Affordable Care Act means big changes next year
The busy season for tax preparers has arrived. W-2s and 1099s have been sent out, the IRS is accepting returns and Americans are preparing to file their tax returns for 2013.
The IRS expects to receive 6.1 million individual 2013 tax returns from Illinois.
Local preparers say there aren’t any big changes this year, but advise taxpayers to be prepared for additional questions about health insurance when filing next season.
“Nothing really jumps out at me as being very different this year,” said Pat Anderson, a Genoa certified public accountant.
She said the software doesn’t ask anything about health care this year, and no penalties are assessed for those not covered by health insurance.
Dale Fluegel of Liberty Tax Service in DeKalb said, for those who had a bad year medically, the deduction for medical expenses has increased from 7.5 percent to 10 percent.
As for big changes, Fluegel said next year will be a different story because of the Affordable Care Act.
“It’s a complicated law being enforced by the IRS,” Fluegel said.
Taxpayers have a grace period to sign up for health care, as mandated by the ACA, until March 31. After that date, they will be charged a pro-rated penalty for every month they do not have coverage.
A flat fee of $95 per adult and $47.50 per child, with a maximum of $285 per household, may be charged. The second way of figuring the penalty is 1 percent of adjusted gross income, and the fine will be whichever is greater, Fluegel explained.
The following year, the penalties increase to $325 per adult, $162.50 per child with a household maximum of $975, or 2 percent of the filer’s adjusted gross income.
Penalties increase yet again the following year to $695 per adult, $347.50 per child with a household maximum of $2,085 or 2.5 percent of the filer’s adjusted gross income.
Those who qualify for and accept government subsidies for health insurance have to be careful not to underestimate their incomes, Fluegel said.
“Subsidies are available,” Fluegel said, “but if you get it wrong, you will pay for it at tax time. If you pay upfront and qualify for a subsidy, you will get a refund.”
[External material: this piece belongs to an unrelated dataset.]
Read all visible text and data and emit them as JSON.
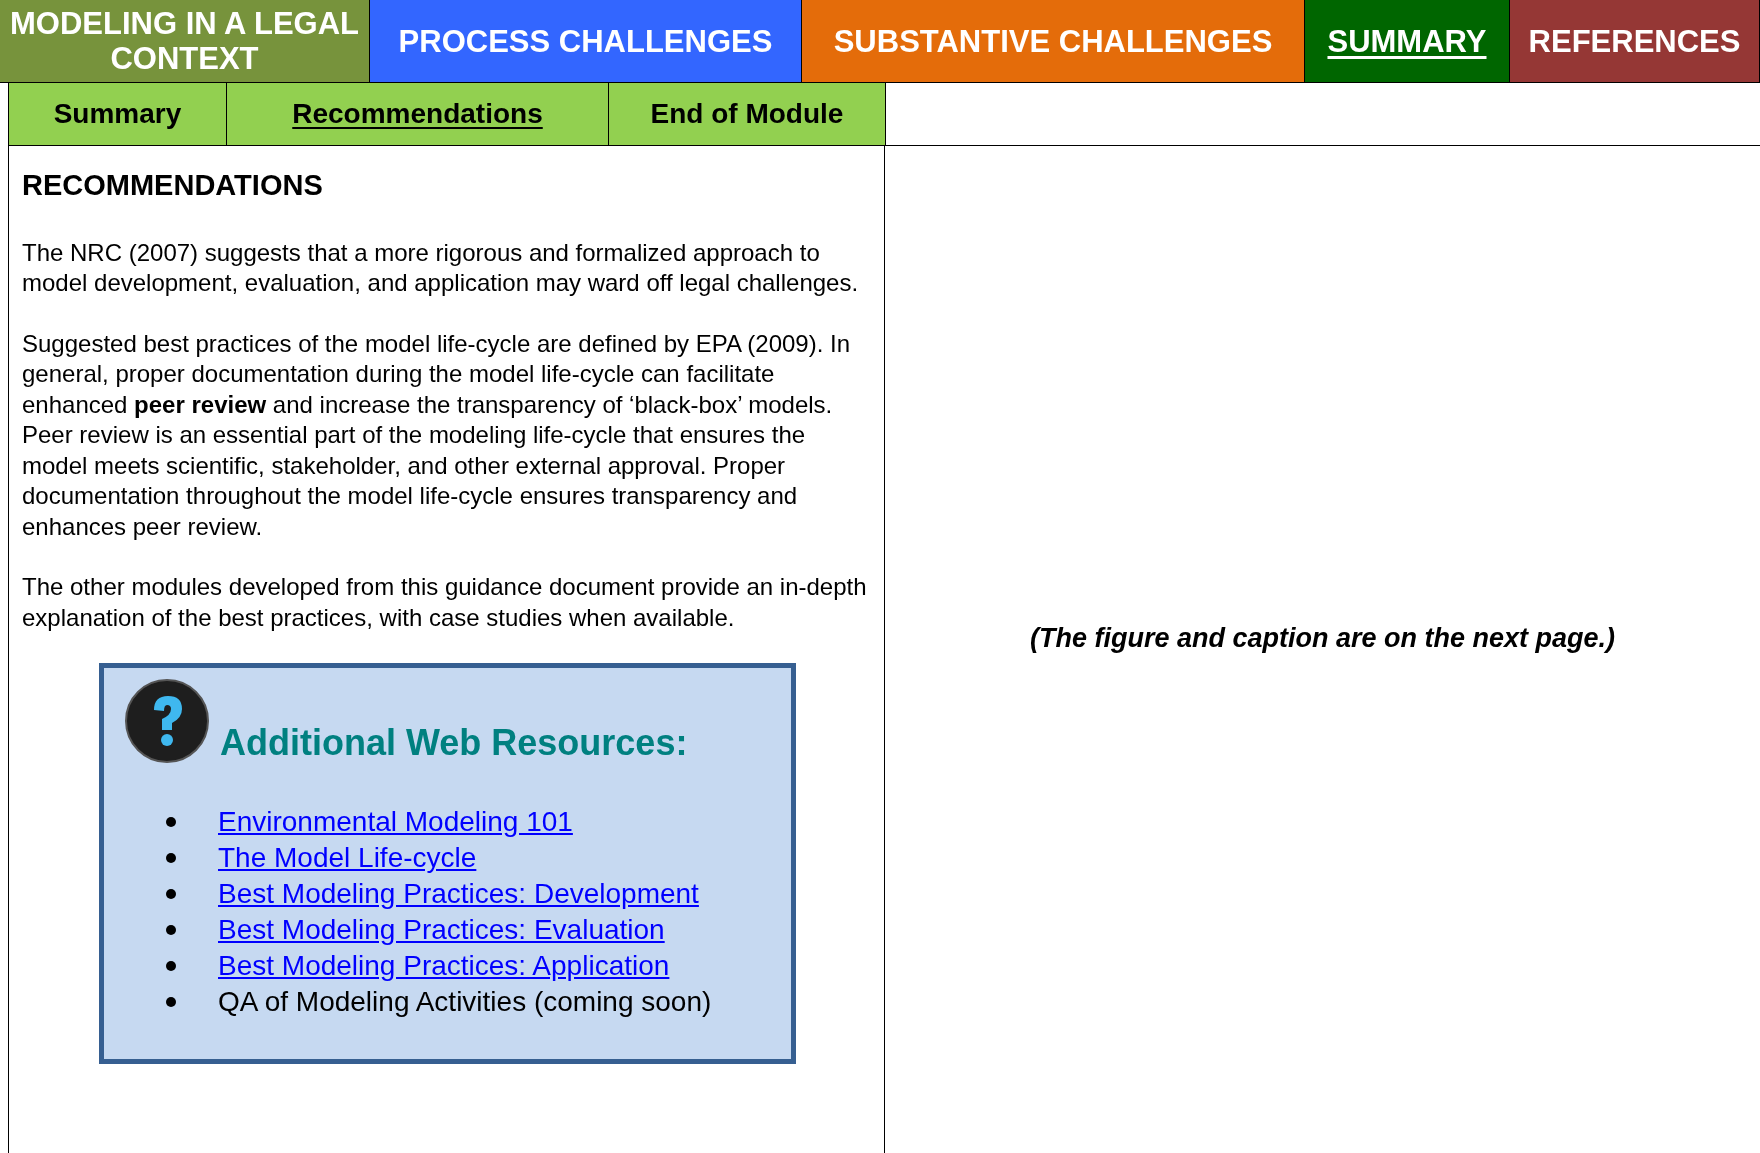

Because the IRS is the enforcement agency, Fluegel said tax preparers will be the bad guys.
“Tax people are the ones giving the news about enforcement of the law,” Fluegel said.